Turlock High assistant principal Aaron Mello, student body president David Lazar and coaches James Peterson and Dave Mello underwent the ALS Association ice bucket challenge in front of the entire school on Friday during lunch break.
September 12, 2014|
BY CANDY PADILLA
As drought conditions continue, the City of Turlock encourages water users to implement one new water saving activity per day. You'll be surprised how much you save. And even if the savings are small, it's important that we all do our part because "Every Drop Counts." Here are a few tips to get you started:
The number of individuals sickened with the West Nile virus in California continues to climb as the rates of infected mosquitoes reaches previously unseen levels, the California Department of Public Health reported.
Jessica's House, the non-profit Turlock grief support organization, held a community forum and remembrance ceremony for the Turlock neighborhood shaken by the death of three family members in a hit and run collision.
Local dog owners will have an opportunity to wag and walk their way from Pet Extreme to the newest dog park in Turlock - Swanson Centennial Dog Park - on Sept. 20. The City will be hosting a ribbon cutting ceremony to celebrate the new facility as well as stage several vendors through which locals can browse prior to playing with their pups at the new park.

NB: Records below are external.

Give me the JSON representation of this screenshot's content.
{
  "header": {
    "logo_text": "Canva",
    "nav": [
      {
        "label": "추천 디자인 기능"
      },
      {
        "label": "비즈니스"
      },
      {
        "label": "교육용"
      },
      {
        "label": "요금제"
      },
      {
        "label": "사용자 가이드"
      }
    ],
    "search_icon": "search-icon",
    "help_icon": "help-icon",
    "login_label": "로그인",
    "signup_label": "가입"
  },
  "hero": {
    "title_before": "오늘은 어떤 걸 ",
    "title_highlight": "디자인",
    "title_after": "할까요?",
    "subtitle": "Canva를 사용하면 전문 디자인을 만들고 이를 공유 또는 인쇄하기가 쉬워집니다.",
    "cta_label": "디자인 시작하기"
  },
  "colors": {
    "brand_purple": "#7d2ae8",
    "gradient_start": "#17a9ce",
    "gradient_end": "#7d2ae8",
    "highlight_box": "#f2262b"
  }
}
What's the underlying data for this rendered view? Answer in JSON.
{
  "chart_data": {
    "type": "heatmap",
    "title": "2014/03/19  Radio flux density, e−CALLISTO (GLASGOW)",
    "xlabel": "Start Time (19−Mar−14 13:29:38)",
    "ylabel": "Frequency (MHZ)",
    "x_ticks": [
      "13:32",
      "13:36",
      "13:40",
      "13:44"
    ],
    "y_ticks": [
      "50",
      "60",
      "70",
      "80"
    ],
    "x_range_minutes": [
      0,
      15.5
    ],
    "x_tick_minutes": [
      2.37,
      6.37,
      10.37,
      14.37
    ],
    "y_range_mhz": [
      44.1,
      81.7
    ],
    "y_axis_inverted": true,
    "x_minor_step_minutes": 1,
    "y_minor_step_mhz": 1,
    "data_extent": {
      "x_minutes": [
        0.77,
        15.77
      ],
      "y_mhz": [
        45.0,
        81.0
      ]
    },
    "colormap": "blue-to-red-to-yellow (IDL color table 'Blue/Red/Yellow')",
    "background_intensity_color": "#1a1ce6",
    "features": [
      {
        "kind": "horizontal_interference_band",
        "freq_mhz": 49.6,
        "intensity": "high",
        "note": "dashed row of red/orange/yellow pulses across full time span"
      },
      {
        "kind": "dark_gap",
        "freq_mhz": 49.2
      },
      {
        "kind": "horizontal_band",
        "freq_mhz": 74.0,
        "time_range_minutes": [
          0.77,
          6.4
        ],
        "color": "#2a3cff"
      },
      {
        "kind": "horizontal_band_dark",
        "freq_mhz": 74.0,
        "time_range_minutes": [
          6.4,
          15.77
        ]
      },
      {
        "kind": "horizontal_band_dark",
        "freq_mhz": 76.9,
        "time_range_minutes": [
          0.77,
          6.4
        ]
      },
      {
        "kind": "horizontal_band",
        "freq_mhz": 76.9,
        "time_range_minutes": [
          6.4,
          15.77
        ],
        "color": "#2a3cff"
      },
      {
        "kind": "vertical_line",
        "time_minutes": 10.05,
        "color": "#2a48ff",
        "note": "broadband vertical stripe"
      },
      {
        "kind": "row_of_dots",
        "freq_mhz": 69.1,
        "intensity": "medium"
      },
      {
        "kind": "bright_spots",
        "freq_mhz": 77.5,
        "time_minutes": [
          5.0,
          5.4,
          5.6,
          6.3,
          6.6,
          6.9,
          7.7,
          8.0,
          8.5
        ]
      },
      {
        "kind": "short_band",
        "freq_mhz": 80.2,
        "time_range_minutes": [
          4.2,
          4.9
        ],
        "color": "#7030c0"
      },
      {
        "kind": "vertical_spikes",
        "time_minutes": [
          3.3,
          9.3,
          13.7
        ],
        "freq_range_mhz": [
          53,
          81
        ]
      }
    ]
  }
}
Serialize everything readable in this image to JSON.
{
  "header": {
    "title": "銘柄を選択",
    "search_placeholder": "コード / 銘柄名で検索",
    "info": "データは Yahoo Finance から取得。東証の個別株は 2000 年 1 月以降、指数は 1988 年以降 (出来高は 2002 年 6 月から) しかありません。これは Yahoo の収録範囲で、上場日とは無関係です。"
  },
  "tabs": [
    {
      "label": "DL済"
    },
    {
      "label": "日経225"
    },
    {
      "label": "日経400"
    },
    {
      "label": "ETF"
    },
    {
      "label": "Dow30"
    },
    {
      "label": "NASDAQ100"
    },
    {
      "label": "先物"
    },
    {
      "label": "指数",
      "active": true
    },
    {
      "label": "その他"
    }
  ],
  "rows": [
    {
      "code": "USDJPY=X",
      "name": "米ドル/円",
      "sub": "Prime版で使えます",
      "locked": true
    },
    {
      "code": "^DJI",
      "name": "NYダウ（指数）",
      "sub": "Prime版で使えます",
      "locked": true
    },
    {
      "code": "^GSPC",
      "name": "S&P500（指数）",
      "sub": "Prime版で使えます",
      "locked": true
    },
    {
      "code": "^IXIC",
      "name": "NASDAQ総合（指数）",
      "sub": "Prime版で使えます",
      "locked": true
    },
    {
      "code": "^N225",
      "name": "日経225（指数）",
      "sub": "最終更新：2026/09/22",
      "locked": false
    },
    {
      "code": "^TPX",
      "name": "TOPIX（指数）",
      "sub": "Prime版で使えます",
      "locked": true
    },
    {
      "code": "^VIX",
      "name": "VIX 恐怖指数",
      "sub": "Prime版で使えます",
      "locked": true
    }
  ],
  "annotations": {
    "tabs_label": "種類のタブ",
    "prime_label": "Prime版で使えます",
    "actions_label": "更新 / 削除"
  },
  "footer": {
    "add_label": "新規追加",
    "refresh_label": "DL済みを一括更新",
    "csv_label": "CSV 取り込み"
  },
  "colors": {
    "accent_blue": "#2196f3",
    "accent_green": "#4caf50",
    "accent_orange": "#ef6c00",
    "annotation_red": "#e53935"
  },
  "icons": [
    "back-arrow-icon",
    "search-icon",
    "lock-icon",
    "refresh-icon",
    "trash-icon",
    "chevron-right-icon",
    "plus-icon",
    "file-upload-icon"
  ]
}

This event is open to the public and no registration is necessary.
Downtown Hughson invites everyone in the community for entertainment, food, and fun for the 4th Annual Hughson Harvest Festival on Sept. 20 and 21. The festival will provide information and educational opportunities, as well as fun activities, throughout the weekend to highlight the strong community values that are inherent to the Hughson area.
The Stanislaus Wildlife Care Center is celebrating their 30th anniversary by giving residents the chance to get acquainted with the various animals that roam the rivers, skies, and lands in Stanislaus County.
It has been over one year since the largest fire in Sierra Nevada history claimed over 400 square feet of land over in the Tuolumne River Basin, and although the fire was declared fully contained in October, the community is still experiencing the effects of the devastating wildfire.